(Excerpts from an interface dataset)
----------

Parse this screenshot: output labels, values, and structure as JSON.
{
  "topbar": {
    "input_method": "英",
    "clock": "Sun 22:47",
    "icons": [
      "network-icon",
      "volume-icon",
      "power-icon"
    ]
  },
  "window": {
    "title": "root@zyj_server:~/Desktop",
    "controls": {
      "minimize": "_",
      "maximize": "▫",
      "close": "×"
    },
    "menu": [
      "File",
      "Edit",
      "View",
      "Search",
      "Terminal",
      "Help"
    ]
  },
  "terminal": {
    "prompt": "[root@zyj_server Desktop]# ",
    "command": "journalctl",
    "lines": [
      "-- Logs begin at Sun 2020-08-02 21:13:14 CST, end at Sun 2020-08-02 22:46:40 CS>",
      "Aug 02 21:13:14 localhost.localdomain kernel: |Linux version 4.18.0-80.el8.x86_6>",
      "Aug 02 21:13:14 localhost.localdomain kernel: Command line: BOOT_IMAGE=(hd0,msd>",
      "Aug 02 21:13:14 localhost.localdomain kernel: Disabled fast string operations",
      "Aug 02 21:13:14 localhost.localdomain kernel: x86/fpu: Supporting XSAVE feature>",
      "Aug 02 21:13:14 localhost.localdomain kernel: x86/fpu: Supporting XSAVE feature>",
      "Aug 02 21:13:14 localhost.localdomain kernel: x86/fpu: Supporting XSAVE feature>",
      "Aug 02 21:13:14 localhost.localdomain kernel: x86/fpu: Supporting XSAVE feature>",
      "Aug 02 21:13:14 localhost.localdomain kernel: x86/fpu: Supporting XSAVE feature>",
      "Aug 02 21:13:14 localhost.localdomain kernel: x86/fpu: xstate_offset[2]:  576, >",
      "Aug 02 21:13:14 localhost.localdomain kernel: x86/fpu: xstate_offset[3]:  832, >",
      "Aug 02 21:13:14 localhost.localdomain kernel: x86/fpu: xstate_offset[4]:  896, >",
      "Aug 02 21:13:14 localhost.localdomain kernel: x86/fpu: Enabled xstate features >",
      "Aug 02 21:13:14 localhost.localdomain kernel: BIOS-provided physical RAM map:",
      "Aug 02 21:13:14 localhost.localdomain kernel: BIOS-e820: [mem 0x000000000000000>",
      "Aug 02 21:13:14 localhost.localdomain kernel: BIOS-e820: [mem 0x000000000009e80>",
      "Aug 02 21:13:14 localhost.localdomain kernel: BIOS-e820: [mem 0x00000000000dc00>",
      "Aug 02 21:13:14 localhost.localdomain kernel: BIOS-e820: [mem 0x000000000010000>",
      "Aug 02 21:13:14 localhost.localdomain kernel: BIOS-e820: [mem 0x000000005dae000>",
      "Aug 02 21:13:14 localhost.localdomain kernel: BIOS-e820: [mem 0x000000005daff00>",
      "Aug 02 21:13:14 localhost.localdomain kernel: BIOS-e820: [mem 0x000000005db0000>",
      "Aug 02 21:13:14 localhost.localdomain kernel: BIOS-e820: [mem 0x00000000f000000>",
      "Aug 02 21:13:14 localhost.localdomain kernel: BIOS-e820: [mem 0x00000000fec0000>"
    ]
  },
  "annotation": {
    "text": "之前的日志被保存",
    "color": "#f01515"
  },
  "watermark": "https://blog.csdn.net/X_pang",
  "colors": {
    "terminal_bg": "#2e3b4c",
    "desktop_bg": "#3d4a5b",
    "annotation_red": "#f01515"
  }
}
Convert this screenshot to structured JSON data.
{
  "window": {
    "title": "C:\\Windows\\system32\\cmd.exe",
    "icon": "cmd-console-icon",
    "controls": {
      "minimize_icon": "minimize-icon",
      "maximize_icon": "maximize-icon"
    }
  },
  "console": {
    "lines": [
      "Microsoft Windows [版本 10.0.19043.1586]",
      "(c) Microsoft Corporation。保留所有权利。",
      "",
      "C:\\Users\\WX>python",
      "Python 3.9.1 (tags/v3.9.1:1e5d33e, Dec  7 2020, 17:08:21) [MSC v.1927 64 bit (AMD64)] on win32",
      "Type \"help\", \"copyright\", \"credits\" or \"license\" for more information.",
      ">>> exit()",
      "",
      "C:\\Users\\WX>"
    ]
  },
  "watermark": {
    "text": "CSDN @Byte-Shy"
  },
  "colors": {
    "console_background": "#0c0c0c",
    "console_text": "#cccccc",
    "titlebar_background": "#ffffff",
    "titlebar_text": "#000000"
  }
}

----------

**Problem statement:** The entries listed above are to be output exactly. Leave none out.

**Result for this exercise:**
Parse this screenshot: output labels, values, and structure as JSON.
{
  "topbar": {
    "input_method": "英",
    "clock": "Sun 22:47",
    "icons": [
      "network-icon",
      "volume-icon",
      "power-icon"
    ]
  },
  "window": {
    "title": "root@zyj_server:~/Desktop",
    "controls": {
      "minimize": "_",
      "maximize": "▫",
      "close": "×"
    },
    "menu": [
      "File",
      "Edit",
      "View",
      "Search",
      "Terminal",
      "Help"
    ]
  },
  "terminal": {
    "prompt": "[root@zyj_server Desktop]# ",
    "command": "journalctl",
    "lines": [
      "-- Logs begin at Sun 2020-08-02 21:13:14 CST, end at Sun 2020-08-02 22:46:40 CS>",
      "Aug 02 21:13:14 localhost.localdomain kernel: |Linux version 4.18.0-80.el8.x86_6>",
      "Aug 02 21:13:14 localhost.localdomain kernel: Command line: BOOT_IMAGE=(hd0,msd>",
      "Aug 02 21:13:14 localhost.localdomain kernel: Disabled fast string operations",
      "Aug 02 21:13:14 localhost.localdomain kernel: x86/fpu: Supporting XSAVE feature>",
      "Aug 02 21:13:14 localhost.localdomain kernel: x86/fpu: Supporting XSAVE feature>",
      "Aug 02 21:13:14 localhost.localdomain kernel: x86/fpu: Supporting XSAVE feature>",
      "Aug 02 21:13:14 localhost.localdomain kernel: x86/fpu: Supporting XSAVE feature>",
      "Aug 02 21:13:14 localhost.localdomain kernel: x86/fpu: Supporting XSAVE feature>",
      "Aug 02 21:13:14 localhost.localdomain kernel: x86/fpu: xstate_offset[2]:  576, >",
      "Aug 02 21:13:14 localhost.localdomain kernel: x86/fpu: xstate_offset[3]:  832, >",
      "Aug 02 21:13:14 localhost.localdomain kernel: x86/fpu: xstate_offset[4]:  896, >",
      "Aug 02 21:13:14 localhost.localdomain kernel: x86/fpu: Enabled xstate features >",
      "Aug 02 21:13:14 localhost.localdomain kernel: BIOS-provided physical RAM map:",
      "Aug 02 21:13:14 localhost.localdomain kernel: BIOS-e820: [mem 0x000000000000000>",
      "Aug 02 21:13:14 localhost.localdomain kernel: BIOS-e820: [mem 0x000000000009e80>",
      "Aug 02 21:13:14 localhost.localdomain kernel: BIOS-e820: [mem 0x00000000000dc00>",
      "Aug 02 21:13:14 localhost.localdomain kernel: BIOS-e820: [mem 0x000000000010000>",
      "Aug 02 21:13:14 localhost.localdomain kernel: BIOS-e820: [mem 0x000000005dae000>",
      "Aug 02 21:13:14 localhost.localdomain kernel: BIOS-e820: [mem 0x000000005daff00>",
      "Aug 02 21:13:14 localhost.localdomain kernel: BIOS-e820: [mem 0x000000005db0000>",
      "Aug 02 21:13:14 localhost.localdomain kernel: BIOS-e820: [mem 0x00000000f000000>",
      "Aug 02 21:13:14 localhost.localdomain kernel: BIOS-e820: [mem 0x00000000fec0000>"
    ]
  },
  "annotation": {
    "text": "之前的日志被保存",
    "color": "#f01515"
  },
  "watermark": "https://blog.csdn.net/X_pang",
  "colors": {
    "terminal_bg": "#2e3b4c",
    "desktop_bg": "#3d4a5b",
    "annotation_red": "#f01515"
  }
}
Convert this screenshot to structured JSON data.
{
  "window": {
    "title": "C:\\Windows\\system32\\cmd.exe",
    "icon": "cmd-console-icon",
    "controls": {
      "minimize_icon": "minimize-icon",
      "maximize_icon": "maximize-icon"
    }
  },
  "console": {
    "lines": [
      "Microsoft Windows [版本 10.0.19043.1586]",
      "(c) Microsoft Corporation。保留所有权利。",
      "",
      "C:\\Users\\WX>python",
      "Python 3.9.1 (tags/v3.9.1:1e5d33e, Dec  7 2020, 17:08:21) [MSC v.1927 64 bit (AMD64)] on win32",
      "Type \"help\", \"copyright\", \"credits\" or \"license\" for more information.",
      ">>> exit()",
      "",
      "C:\\Users\\WX>"
    ]
  },
  "watermark": {
    "text": "CSDN @Byte-Shy"
  },
  "colors": {
    "console_background": "#0c0c0c",
    "console_text": "#cccccc",
    "titlebar_background": "#ffffff",
    "titlebar_text": "#000000"
  }
}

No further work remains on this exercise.